Containerised, or modular, data centres have dramatically matured since their conception in the late 20th century. Back then, their only perceived use was in an emergency. Typically sited on the back of wagons or trucks, they’d be rolled onto scene during an outage or situation that meant a company’s traditional storage was out of action.
Once the problem was rectified, the units would simply be driven away.
Today, such a mobile and external data storage situation is being embraced by industries around the world – and with good reason. An overview of the advantages containerised data centres offer can be summarised as follows:
Fast to deploy, typically being up and running in a matter of weeks
Easily scalable. Simply increase units as data storage needs grow
Can be sited anywhere you choose. On-site, off-site, or in remote and hostile locations
Robust inbuilt digital and physical security
Easy to maintain, requiring no special knowledge or qualifications
Integrated cooling, removing the need for complex and expensive air conditioning and/or cooling systems
Flexible to adapt to future technological upgrades
Edge computing compatible. Can be sited close to where data is created, preventing latency and increasing digital security
So, what industries benefit from using these modular options? Where are they proving their worth and what potential do they offer?
The first that might spring to mind is that of disaster recovery. Many current events around the world highlight the importance of ensuring data can be securely stored, no matter what challenges there might be. Indeed, this is one of the foremost industries where containerised data centres are already proving invaluable.

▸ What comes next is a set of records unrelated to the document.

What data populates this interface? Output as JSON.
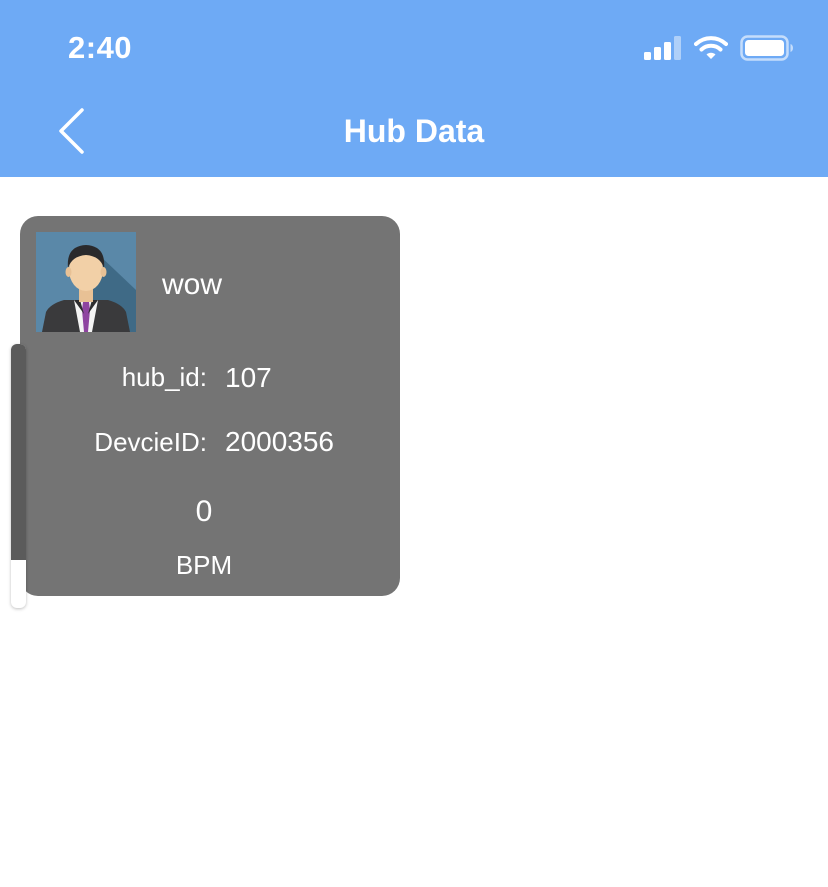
{
  "status_bar": {
    "time": "2:40",
    "icons": [
      "cellular-signal-icon",
      "wifi-icon",
      "battery-icon"
    ]
  },
  "nav": {
    "title": "Hub Data",
    "back_icon": "chevron-left-icon"
  },
  "card": {
    "name": "wow",
    "hub_id_label": "hub_id:",
    "hub_id_value": "107",
    "device_id_label": "DevcieID:",
    "device_id_value": "2000356",
    "bpm_value": "0",
    "bpm_unit": "BPM"
  },
  "level_indicator": {
    "fill_fraction": 0.82
  },
  "colors": {
    "header": "#6eaaf5",
    "card": "#747474",
    "text_on_dark": "#ffffff"
  }
}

But emergency use is only the tip of the iceberg when it comes to embracing such cutting-edge data storage needs. Other industries already making use of the tech include:
The defence sector. The growing need for data storage in what are often inhospitable locations is becoming indispensable. As modern defence relies more and more on computer-driven technology, including drones, aircraft and surveillance, the need for a local, rugged and wholly secure data storage facility becomes a vital element of security.

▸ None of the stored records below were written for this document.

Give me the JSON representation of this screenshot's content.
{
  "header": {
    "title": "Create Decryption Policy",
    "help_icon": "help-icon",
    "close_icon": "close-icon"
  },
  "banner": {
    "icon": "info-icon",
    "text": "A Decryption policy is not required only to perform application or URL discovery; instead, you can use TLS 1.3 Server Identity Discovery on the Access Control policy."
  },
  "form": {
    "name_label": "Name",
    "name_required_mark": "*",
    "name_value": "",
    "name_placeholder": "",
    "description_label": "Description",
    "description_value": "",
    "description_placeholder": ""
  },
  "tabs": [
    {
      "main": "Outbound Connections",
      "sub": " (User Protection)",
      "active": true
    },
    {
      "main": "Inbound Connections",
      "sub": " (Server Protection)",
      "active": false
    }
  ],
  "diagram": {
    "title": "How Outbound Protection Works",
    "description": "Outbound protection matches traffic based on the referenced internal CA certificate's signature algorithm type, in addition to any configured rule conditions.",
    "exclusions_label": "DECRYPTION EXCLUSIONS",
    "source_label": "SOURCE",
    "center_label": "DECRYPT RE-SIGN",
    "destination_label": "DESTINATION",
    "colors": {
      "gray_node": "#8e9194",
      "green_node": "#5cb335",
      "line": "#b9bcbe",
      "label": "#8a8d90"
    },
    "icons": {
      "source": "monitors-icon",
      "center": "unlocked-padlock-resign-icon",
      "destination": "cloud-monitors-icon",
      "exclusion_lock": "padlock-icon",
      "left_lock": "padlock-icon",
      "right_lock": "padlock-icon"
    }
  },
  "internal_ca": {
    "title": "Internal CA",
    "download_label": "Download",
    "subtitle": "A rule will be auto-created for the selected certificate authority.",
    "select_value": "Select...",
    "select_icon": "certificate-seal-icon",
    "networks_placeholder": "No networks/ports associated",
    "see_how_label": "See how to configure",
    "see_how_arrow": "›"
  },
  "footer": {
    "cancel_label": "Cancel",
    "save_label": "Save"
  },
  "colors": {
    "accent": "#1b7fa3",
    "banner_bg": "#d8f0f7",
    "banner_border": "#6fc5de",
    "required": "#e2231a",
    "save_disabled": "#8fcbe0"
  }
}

IT and communications. With the rollout of 5G and an ever-increasing reliance on smart devices, companies not only need simple, scalable storage solutions, but also the need for Edge computing capability. Containerised data centres are the obvious way forward.
Government and infrastructure. From national to regional level, examples of how modular solutions will be essential to support technology include the future vision of smart cities. From traffic management to crime prevention, data creation combined with immediate analysis is key to societal evolution.
Education. The pandemic has shown us that education can’t be constrained by students being in a central location. Online learning elements are only set to increase – even within a single facility - with presentation methods having to be delivered in ever more innovative fashions. Again, this dramatically increases the level of data generation, as well as the need for instantaneous analysis and actionable response.
Healthcare. From in-dwelling patient medical devices through to on-site storage and sharing of data, the healthcare industry is a prime example of where scalable and dynamic data storage will drive the speed of progression.
Entertainment and media. Perhaps one of the greatest generators and consumers of data, the field represents huge potential for containerised storage. From localised reporting and data capture through to the entertainment platforms of the future – including VR and AR elements – scalable storage and Edge computing capability are just some of the reasons for industry growth.
These examples are over and above industries that are already embracing the concept. These include mining operations and other areas that require a robust, rugged and remote operation capability.